By Casey McGrath
Some see renewable energy as the most recent fad, embraced by hippies and environmentalists, but the reality for many self-storage owners is solar just makes economic sense. Climate-controlled units that produce obscene electricity bills mixed with an abundance of roof space create an ideal environment to invest in solar energy. Throw in federal, state and utility-based incentives, and you can generate a pretty nice return on investment.
The hurdle for many, however, remains the upfront capital costs and the question, “How am I going to pay for this?” With costs in the hundreds of thousands of dollars, occasionally approaching millions, it’s difficult to imagine funding such a project with cash. Alas, not to worry storage owners, there are several ways to either forego capital expenditures completely or finance the installation using traditional debt and equity.
Power Purchase Agreements
The most common structure for storage owners is to set up a power purchase agreement (PPA), a contract by which the property owner agrees to purchase all the electricity produced by the system at a set price. Under this structure, a third-party PPA developer/installer funds the installation in full and is entirely responsible for the maintenance of the system. From an owner’s perspective, this situation is nearly ideal because no capital is being deployed to install the system, and there’s no production risk if the solar panels do not produce electricity as advertised. In a PPA structure, all of these risks fall on the developer.
A typical PPA structure will price the solar-generated electricity below the retail rate charged by the local utility. This is a win-win for self-storage owners. Not only do they avoid any capital expenditures, they’re able to decrease their monthly utility expense, however subtle that may be. Of course, the rate offered by the developer is dependent on varying factors including local solar incentives and the level of competition among PPA developers.

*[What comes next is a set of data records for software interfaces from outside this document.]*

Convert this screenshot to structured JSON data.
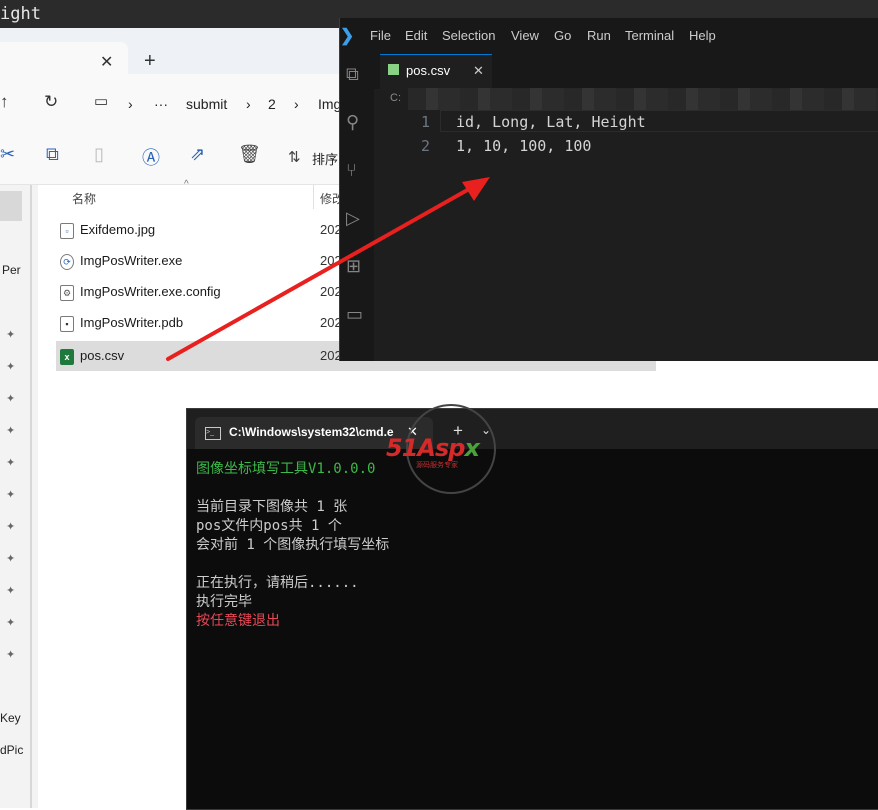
{
  "top_strip": {
    "text": "ight"
  },
  "explorer": {
    "tab_close": "✕",
    "tab_new": "+",
    "breadcrumbs": [
      "submit",
      "2",
      "Img"
    ],
    "more": "···",
    "toolbar_sort": "排序",
    "col_name": "名称",
    "col_modified": "修改",
    "sidebar_texts": [
      "Per",
      "Key",
      "dPic"
    ],
    "files": [
      {
        "name": "Exifdemo.jpg",
        "date": "202",
        "icon": "image-file-icon",
        "ic": "▫"
      },
      {
        "name": "ImgPosWriter.exe",
        "date": "202",
        "icon": "exe-file-icon",
        "ic": "⟳"
      },
      {
        "name": "ImgPosWriter.exe.config",
        "date": "202",
        "icon": "config-file-icon",
        "ic": "⚙"
      },
      {
        "name": "ImgPosWriter.pdb",
        "date": "202",
        "icon": "pdb-file-icon",
        "ic": "▪"
      },
      {
        "name": "pos.csv",
        "date": "202",
        "icon": "csv-file-icon",
        "ic": "x"
      }
    ]
  },
  "vscode": {
    "menu": [
      "File",
      "Edit",
      "Selection",
      "View",
      "Go",
      "Run",
      "Terminal",
      "Help"
    ],
    "tab_label": "pos.csv",
    "tab_close": "✕",
    "breadcrumb": "C:",
    "lines": [
      {
        "num": "1",
        "code": "id, Long, Lat, Height"
      },
      {
        "num": "2",
        "code": "1, 10, 100, 100"
      }
    ]
  },
  "cmd": {
    "title": "C:\\Windows\\system32\\cmd.e",
    "tab_close": "✕",
    "new_tab": "+",
    "dropdown": "⌄",
    "lines": [
      {
        "text": "图像坐标填写工具V1.0.0.0",
        "color": "#3db84a"
      },
      {
        "text": "",
        "color": "#cccccc"
      },
      {
        "text": "当前目录下图像共 1 张",
        "color": "#cccccc"
      },
      {
        "text": "pos文件内pos共 1 个",
        "color": "#cccccc"
      },
      {
        "text": "会对前 1 个图像执行填写坐标",
        "color": "#cccccc"
      },
      {
        "text": "",
        "color": "#cccccc"
      },
      {
        "text": "正在执行，请稍后......",
        "color": "#cccccc"
      },
      {
        "text": "执行完毕",
        "color": "#cccccc"
      },
      {
        "text": "按任意键退出",
        "color": "#e74856"
      }
    ]
  },
  "watermark": {
    "main": "51Asp",
    "accent": "x",
    "sub": "源码服务专家"
  },
  "colors": {
    "arrow": "#e8201e",
    "vscode_bg": "#1e1e1e",
    "cmd_bg": "#0c0c0c"
  }
}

Some states such as New Jersey offer generous incentive programs that allow PPA developers to aggressively compete for business. Furthermore, because PPAs must compete against local utility rates, states with expensive electricity rates—California, Hawaii and the northeast United States—are prime territory for PPA developers. In other parts of the country where electricity is particularly cheap, such as in the South and Midwest, it’s more difficult for PPA developers to compete.
Generally, PPA contracts include an annual rate escalation of 1 percent to 2 percent. This is in line with historical retail electricity-rate inflation so, theoretically, PPA rates should parallel retail electricity increases. It’s important to note that most local utility rate structures are very complex, sometimes with tiered rate structures or region-specific rates, and it’s necessary to have a good understanding of your current electricity rates before signing a PPA contract.
PPAs are long-term contracts, varying from 10 years to 25 years, with the norm being 20 years. There are several areas of negotiation to consider when signing the PPA including but not limited to annual rate escalators, early purchase options, and minimum kilowatt hour (kWh) production limits by the developer.
Some of the largest PPA vendors are SunEdison Solar Electricity (who created the PPA structure in 2003), MMA Renewable Ventures, SunPower Corp., Regenesis, Solar Power Partners, Tioga Energy and Recurrent Energy. Generally speaking, there are more active players in markets where solar typically works including Arizona, California, New Mexico, the Sun Belt states, Utah, and the Northeast (especially New Jersey). Finally, for owners contemplating a PPA structure, it’s critical to shop around, since per-kWh prices can vary dramatically among PPA contract providers.